Hermeticism :


Hermeticism is an ancient spiritual, magical and philosophical tradition. It derives its name from the Greek name for Thoth, also known as Thoth-Hermes, Hermes Trismegistus, or Thrice-Great Hermes. Thoth is an Egyptian god who was believed to have invented writing and who is portrayed as a scribe, teacher, god of magic, and as the psychopompos, the soul's guide to the underworld. Hermeticism is a set of philosophical and religious beliefs that appear in the Roman Empire by the 2nd century AD, with the appearance of a series of texts we now call the Corpus Hermeticum. These texts stress the unity of God and humanity's attempt to return to that unity. Although the setting of these writings is Egyptian, the philosophy is Greek. Hermetic writings also owe a debt to the east, however, as they uniquely combine Platonic, neo-Pythagorean and Stoic philosophies, with some eastern religious elements.

The Good, Asclepius, must be a thing that is devoid of all movements and all becoming, and has a motionless activity that is centered in itself; a thing that lacks nothing, and is not assailed by perturbations; a thing that is wholly filled with supplies (of all that is desired). Everything that furnishes any sort of supply is called good; but the Good is the one thing, which is the source of all things, and supplies all things at all times. – Walter Scott, Hermetica (Libellus VI, 1a).

The emphasis in Hermeticism tends to be on systematic instruction "in the way of Hermes", leading to a mystic experience, a reunion of the soul with God. At the core of Hermetic writings is the principle that, ultimately, it is not philosophical reasoning that leads to the Truth, but divine relevation. Reality, in the Hermetic way of thinking, is ultimately holistic and is a vital, living web of correspondences, thus, the famous Hermetic maxim of "As above, so below". The aim of Hermeticism, like Gnosticism, was the deification or rebirth of man through the knowledge (gnosis) of the one transcendent God, the world, and humanity.

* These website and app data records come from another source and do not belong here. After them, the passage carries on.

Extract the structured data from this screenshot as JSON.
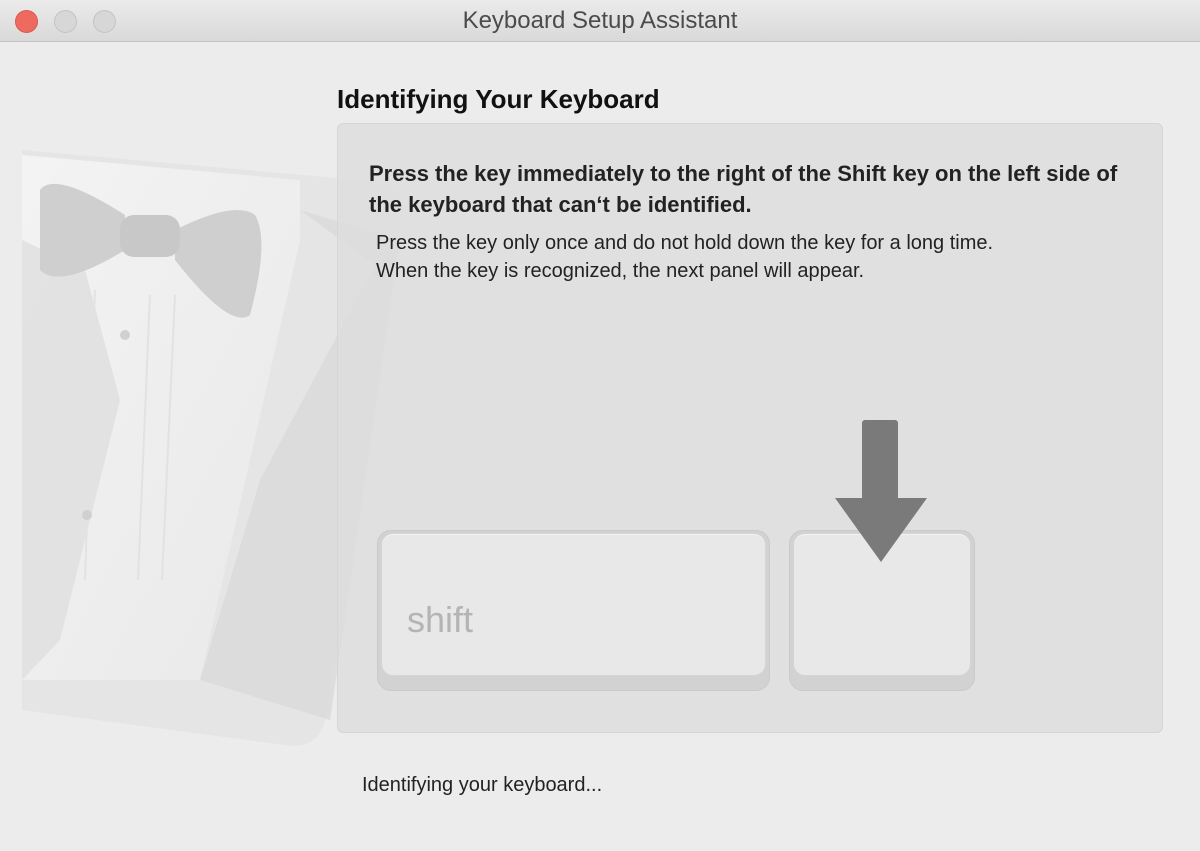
{
  "window": {
    "title": "Keyboard Setup Assistant",
    "close_color": "#ee6a5f",
    "inactive_button_color": "#d7d7d7"
  },
  "content": {
    "heading": "Identifying Your Keyboard",
    "instruction": "Press the key immediately to the right of the Shift key on the left side of the keyboard that can‘t be identified.",
    "detail_line_1": "Press the key only once and do not hold down the key for a long time.",
    "detail_line_2": "When the key is recognized, the next panel will appear.",
    "shift_key_label": "shift",
    "status": "Identifying your keyboard..."
  },
  "icons": {
    "illustration": "tuxedo-illustration",
    "arrow": "down-arrow-icon"
  }
}
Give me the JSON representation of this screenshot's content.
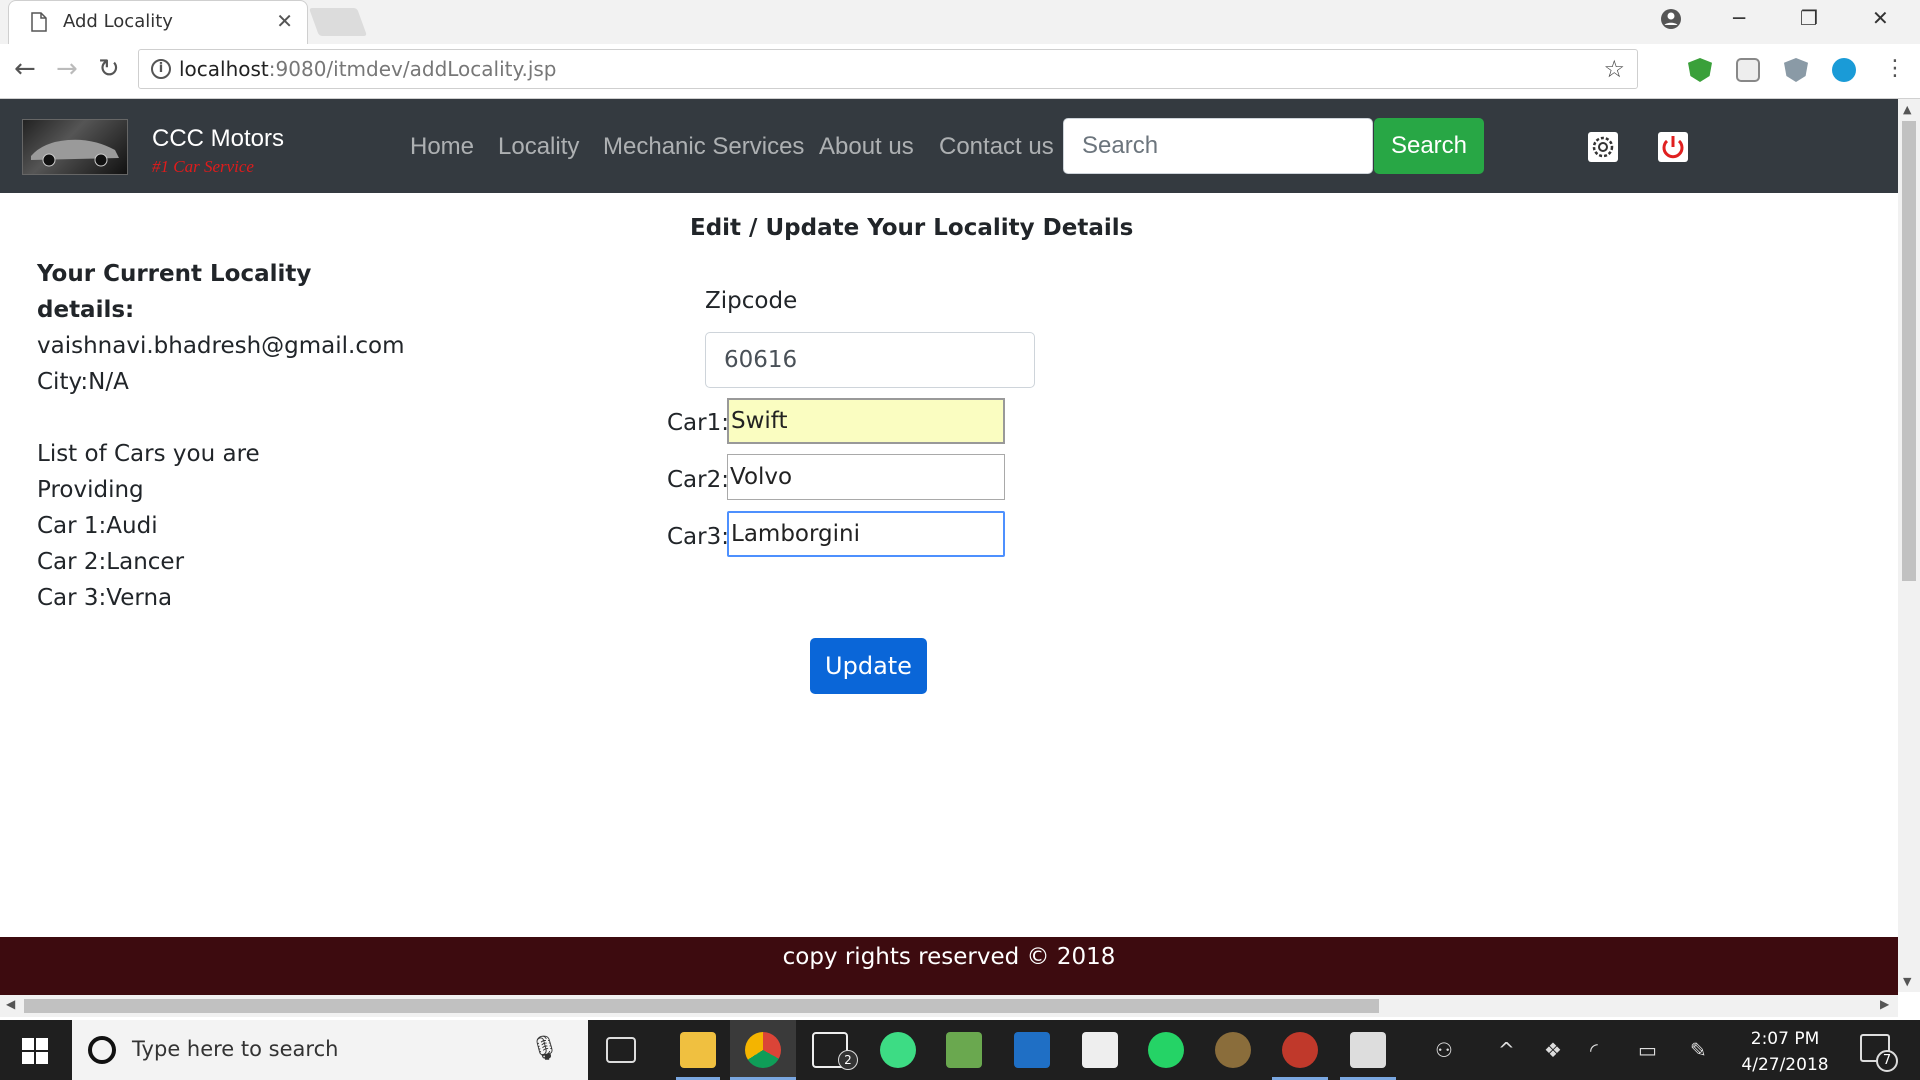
{
  "browser": {
    "tab_title": "Add Locality",
    "close_glyph": "✕",
    "url_host": "localhost",
    "url_rest": ":9080/itmdev/addLocality.jsp",
    "window_controls": {
      "minimize": "─",
      "restore": "❐",
      "close": "✕"
    }
  },
  "navbar": {
    "brand": "CCC Motors",
    "tagline": "#1 Car Service",
    "links": [
      "Home",
      "Locality",
      "Mechanic Services",
      "About us",
      "Contact us"
    ],
    "search_placeholder": "Search",
    "search_button": "Search"
  },
  "page": {
    "form_title": "Edit / Update Your Locality Details",
    "current": {
      "heading_line1": "Your Current Locality",
      "heading_line2": "details:",
      "email": "vaishnavi.bhadresh@gmail.com",
      "city": "City:N/A",
      "cars_heading_line1": "List of Cars you are",
      "cars_heading_line2": "Providing",
      "cars": [
        "Car 1:Audi",
        "Car 2:Lancer",
        "Car 3:Verna"
      ]
    },
    "form": {
      "zipcode_label": "Zipcode",
      "zipcode_value": "60616",
      "car1_label": "Car1:",
      "car1_value": "Swift",
      "car2_label": "Car2:",
      "car2_value": "Volvo",
      "car3_label": "Car3:",
      "car3_value": "Lamborgini",
      "update_button": "Update"
    },
    "footer": "copy rights reserved © 2018"
  },
  "taskbar": {
    "search_placeholder": "Type here to search",
    "time": "2:07 PM",
    "date": "4/27/2018",
    "mail_badge": "2",
    "notification_count": "7"
  },
  "colors": {
    "navbar_bg": "#343a40",
    "search_button_bg": "#28a745",
    "update_button_bg": "#0a66d8",
    "footer_bg": "#3d0b0f",
    "tagline": "#e01b1b",
    "power_icon": "#e02020"
  }
}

The Hermetic tradition has its roots in the fusion of Greek philosophy and Egyptian magic that took place in Alexandria. Its writings, called Hermetica, have greatly influenced the Western esoteric tradition and were considered to be of great importance during both the Renaissance and the Reformation. The tradition claims descent from a prisca theologia, a doctrine which affirms that a single, true theology exists which is present in all religions and was given by God to man in antiquity. The recovery of the Corpus Hermeticum by way of a single Greek manuscript obtained by Cosimo de Medici and translated by Marsilio Ficino. Ficino himself, his pupil Pico della Mirandola, and a constellation of later scholars and magicians used the Hermetic writings as the foundation of an ambitious attempt to create a new Western occultism.